Chinese intelligence officials are reportedly building networks in Australian universities to monitor the ethnic Chinese community to protect Beijing's interests.
China is reportedly building covert informant networks inside Australia's top universities, prompting Australia to strengthen its counter-intelligence capabilities.
Fairfax Media reports that Chinese intelligence officials say they are building networks to monitor the ethnic Chinese community to protect Beijing's core interests.
Much of the monitoring work takes place in higher education institutions, it reports.
This includes Sydney University and Melbourne University, where more than 90,000 students from mainland China are potentially exposed to ideas and activities not readily available at home.
Allegations of an extensive spy network were raised almost a decade ago when former Chinese diplomat Chen Yonglin defected to Australia in 2005.
In a Senate Report into his request for political asylum, Mr Yonglin stated that there were agents monitoring activities of dissidents in Australian capital cities.
“I got the number of 1000 secret agents and informants from a document and I know that there are two systems operating in the Chinese missions overseas in some important cities like Canberra and Sydney,” he said.
“One is the diplomatic system; the other is the information collection system reporting to the intelligence service of China… These were from certain intelligence services that indicated that they were very active in Australia.”
Mr Yonglin’s claims were also presented to the US House of Representatives Human Rights Committee in 2005.
Speaking to the Sydney Morning Herald, he said Chinese diplomats set up well-funded Chinese student associations at the universities.

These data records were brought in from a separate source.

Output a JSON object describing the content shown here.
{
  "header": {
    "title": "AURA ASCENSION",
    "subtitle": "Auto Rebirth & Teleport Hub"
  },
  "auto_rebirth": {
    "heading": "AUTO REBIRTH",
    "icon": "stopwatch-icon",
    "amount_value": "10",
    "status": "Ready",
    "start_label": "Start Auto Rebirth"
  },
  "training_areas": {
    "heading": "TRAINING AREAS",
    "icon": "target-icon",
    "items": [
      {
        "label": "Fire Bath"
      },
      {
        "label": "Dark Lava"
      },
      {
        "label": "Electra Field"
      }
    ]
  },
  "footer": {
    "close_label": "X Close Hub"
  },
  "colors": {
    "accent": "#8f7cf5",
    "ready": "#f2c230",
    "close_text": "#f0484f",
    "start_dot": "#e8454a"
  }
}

“The students are useful for welcoming leaders at airports and blocking protest groups from sight, and also collecting information,” he said.